** What you need to do **
When you have gone through the records below, state only how many lines include the word "fraction".

----------

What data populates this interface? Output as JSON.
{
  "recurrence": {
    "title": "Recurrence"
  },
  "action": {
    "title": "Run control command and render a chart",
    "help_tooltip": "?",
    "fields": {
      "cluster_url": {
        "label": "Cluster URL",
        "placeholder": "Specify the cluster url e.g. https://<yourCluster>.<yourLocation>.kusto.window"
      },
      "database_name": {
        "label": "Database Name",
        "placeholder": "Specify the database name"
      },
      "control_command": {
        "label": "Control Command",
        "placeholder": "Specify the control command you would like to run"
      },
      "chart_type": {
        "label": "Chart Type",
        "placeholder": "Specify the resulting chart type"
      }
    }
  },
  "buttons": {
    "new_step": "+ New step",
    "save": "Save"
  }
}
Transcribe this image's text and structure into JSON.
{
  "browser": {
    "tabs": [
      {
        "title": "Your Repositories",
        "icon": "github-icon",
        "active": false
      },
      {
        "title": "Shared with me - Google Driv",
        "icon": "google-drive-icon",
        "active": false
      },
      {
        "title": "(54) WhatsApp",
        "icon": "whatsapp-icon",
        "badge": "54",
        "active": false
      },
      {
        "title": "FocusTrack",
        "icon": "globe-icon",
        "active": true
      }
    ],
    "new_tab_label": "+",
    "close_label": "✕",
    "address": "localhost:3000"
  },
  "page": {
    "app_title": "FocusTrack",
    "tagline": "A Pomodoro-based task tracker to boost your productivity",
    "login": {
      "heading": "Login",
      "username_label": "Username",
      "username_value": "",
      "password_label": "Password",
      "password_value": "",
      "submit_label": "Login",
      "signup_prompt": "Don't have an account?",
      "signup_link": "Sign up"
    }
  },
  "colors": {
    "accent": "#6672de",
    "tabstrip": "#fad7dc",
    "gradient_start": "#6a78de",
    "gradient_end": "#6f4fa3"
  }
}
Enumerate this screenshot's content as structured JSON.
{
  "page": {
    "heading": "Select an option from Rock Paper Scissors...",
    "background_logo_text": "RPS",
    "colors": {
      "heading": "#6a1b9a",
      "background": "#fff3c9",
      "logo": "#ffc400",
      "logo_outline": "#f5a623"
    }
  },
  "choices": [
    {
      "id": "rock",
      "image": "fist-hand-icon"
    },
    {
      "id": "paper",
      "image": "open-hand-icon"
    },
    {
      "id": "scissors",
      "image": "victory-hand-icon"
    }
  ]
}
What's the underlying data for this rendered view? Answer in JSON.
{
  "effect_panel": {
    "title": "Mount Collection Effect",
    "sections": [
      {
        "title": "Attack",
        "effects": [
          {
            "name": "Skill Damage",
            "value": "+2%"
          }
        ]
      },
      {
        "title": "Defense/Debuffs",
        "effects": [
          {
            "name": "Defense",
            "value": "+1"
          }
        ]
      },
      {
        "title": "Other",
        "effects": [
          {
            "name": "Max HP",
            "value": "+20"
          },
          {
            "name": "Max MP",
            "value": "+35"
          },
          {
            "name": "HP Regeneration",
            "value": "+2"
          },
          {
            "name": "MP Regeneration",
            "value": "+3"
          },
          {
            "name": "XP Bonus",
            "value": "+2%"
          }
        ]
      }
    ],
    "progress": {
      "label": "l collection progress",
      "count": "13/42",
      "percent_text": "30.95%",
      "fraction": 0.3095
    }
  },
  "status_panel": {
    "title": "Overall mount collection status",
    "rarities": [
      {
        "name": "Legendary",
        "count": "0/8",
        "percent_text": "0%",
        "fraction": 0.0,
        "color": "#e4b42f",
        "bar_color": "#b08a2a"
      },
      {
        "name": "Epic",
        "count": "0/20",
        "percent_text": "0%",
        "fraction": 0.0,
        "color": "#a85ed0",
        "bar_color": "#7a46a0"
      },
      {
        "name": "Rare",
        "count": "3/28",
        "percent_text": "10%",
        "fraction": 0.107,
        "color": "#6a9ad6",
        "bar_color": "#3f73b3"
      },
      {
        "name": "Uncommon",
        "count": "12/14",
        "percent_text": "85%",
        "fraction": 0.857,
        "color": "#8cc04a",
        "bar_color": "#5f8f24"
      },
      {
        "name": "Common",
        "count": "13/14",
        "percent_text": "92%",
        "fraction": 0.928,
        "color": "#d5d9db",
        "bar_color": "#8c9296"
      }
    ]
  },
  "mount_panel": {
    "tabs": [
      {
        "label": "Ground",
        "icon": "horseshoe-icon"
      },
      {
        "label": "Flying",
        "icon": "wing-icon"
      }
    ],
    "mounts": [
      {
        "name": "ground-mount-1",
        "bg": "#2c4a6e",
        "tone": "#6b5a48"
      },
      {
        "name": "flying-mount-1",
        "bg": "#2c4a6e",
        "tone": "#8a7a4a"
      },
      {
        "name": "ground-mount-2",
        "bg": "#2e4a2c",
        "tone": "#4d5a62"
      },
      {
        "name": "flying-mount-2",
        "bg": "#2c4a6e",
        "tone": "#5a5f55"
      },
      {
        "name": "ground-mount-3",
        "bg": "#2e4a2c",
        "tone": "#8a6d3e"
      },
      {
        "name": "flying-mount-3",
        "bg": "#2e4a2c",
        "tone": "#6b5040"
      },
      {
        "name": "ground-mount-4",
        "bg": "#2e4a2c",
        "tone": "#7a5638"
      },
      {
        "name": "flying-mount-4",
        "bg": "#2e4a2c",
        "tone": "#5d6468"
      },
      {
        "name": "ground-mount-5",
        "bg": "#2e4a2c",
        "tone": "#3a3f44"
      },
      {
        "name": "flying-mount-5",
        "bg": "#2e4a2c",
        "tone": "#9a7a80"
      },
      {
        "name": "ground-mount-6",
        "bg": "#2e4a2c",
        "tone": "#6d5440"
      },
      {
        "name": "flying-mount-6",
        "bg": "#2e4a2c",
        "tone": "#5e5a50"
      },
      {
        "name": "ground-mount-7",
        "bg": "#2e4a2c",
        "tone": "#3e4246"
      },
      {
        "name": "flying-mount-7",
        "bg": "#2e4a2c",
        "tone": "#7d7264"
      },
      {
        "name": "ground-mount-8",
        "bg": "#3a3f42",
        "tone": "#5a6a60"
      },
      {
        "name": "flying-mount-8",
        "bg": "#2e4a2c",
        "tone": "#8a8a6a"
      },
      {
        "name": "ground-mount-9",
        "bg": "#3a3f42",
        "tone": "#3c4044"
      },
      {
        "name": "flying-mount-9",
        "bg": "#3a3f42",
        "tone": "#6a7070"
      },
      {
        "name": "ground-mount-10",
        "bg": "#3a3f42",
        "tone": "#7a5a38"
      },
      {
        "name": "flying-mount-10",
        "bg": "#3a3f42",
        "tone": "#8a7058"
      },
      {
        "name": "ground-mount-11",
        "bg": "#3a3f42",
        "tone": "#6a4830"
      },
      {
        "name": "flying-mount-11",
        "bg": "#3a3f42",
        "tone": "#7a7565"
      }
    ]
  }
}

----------

** Reply **
6